Movement out there in the garden broke Kira’s reverie. Two ravens down from the high peaks bounced among the spindly branches of the apple tree and pecking at a woefully small sprouting of mistletoe. They croaked their displeasure into the cold air and flapped lazily to the top of the shed. A few feet below them several rabbits were hunched over the parsnip greens, their frantic mouths inhaling leaves with almost mechanical efficiency, only pausing momentarily as the hiker came into view.
He paused near the stables and seated himself on the stone mounting block with only a glance toward the hostel doors. Laying his battered rucksack and wooden stave on the grass beside him he slaked his thirst from a water bottle.
Kira watched him through the kitchen window, whilst still washing up after the previous night’s hostellers. She wondered if her peace was about to be disturbed. This was her job but she’d be lying if she claimed not to prefer the place to herself.
He was pleasing enough to look at – from what she could see at such a distance. Ex-military in bearing, despite a snowy pig-tail dangling between his shoulder blades. She knew his type. Old-timers yomping over the hills with ferocious intensity, testing themselves against weather, hills and inner demons.
She emptied the bowl and watched the water swirl out of sight, poking at small hunks of detritus to hurry them into the void. When she looked up once more the garden was empty. Man, rodents and corvids had all deserted her.
That didn’t sadden her in the least. Isolation was the reason she had taken a resident caretaker gig. She’d need to make the most of it. Come Friday the place would be heaving with hikers spending the pre-Christmas weekend wandering the hills in lieu of shopping. Mostly twenty-somethings possessed of the energy and freedom to indulge themselves in the run up to excess. Kira was retired, yet had much more in common with those free spirits than with her peers. Not that she had much family left, and few friends in her homeland after years of chasing the news across the globe with camera and notebook.
She wiped her hands, scanning the garden for signs of life. Not so much as a robin, which was odd when the bird feeders were usually awash with finches in the winter months.

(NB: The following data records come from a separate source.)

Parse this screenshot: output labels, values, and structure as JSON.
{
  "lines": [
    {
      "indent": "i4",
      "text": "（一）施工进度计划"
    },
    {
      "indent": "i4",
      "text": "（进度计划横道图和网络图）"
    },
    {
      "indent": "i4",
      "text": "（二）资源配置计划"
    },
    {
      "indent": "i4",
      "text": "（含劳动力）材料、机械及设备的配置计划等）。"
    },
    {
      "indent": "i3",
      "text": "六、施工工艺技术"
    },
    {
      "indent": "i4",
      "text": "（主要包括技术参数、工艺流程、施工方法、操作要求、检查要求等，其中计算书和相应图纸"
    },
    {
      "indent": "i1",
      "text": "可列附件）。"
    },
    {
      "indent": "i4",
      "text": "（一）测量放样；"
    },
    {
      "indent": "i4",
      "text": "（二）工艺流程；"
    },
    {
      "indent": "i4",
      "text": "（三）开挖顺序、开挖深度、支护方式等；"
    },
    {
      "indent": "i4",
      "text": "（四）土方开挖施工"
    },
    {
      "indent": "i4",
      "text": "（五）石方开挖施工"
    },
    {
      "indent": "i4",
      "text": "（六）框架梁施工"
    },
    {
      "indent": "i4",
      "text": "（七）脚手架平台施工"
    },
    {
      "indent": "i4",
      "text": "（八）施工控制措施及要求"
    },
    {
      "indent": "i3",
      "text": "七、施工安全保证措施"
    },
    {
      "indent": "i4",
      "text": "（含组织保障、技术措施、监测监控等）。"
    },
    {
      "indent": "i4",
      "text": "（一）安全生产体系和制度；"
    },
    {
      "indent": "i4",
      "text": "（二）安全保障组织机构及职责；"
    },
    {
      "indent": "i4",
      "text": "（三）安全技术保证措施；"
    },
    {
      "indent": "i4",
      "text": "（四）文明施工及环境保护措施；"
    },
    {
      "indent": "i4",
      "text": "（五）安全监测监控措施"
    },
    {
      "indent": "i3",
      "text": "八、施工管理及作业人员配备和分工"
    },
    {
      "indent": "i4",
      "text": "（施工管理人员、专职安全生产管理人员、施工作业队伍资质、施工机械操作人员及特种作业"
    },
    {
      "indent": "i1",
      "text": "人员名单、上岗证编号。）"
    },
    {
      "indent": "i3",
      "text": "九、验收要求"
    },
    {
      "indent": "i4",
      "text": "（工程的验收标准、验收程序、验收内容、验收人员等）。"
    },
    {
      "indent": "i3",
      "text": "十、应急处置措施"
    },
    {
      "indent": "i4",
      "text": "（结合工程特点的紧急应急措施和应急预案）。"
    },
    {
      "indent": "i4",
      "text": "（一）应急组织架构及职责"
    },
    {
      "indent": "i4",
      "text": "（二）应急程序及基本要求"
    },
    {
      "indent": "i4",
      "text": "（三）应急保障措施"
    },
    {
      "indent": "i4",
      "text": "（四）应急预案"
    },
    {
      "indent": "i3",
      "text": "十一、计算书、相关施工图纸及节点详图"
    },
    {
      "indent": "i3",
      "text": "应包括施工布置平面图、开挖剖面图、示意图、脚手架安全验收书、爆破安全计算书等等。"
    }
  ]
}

She looked toward the Winking Man ridge, picked out against a pinking horizon and her shutter finger itched for action. She never tired of recording the phenomenon that had given the peak its name. The final rays of evening light seared through a natural embrasure over the three days of winter solstice; snapping open and closed as you approached.
She threw down her cloth and grabbing camera and coat, hurried out into the rosy light; taking the well trodden Winking Man trail. On the final stretch she stepped aside to catch the final few blinkings – and her boot slipped between boulders.
Her flayling hands grasped nothing more substantial than the breeze and she fell toward the drop-off with gut churning certainty.
A hand clamped hold of her arm, and halted her chaos mid swirl. Her line of vision was filled with the face of her hiker. A peaceable face, despite the puckered depression where his right eye should be.
Their short descent was taken in a silence broken only by the cawing of two black birds.
(written for an performed at the Renegade Writers xmas party)
(c) jan edwards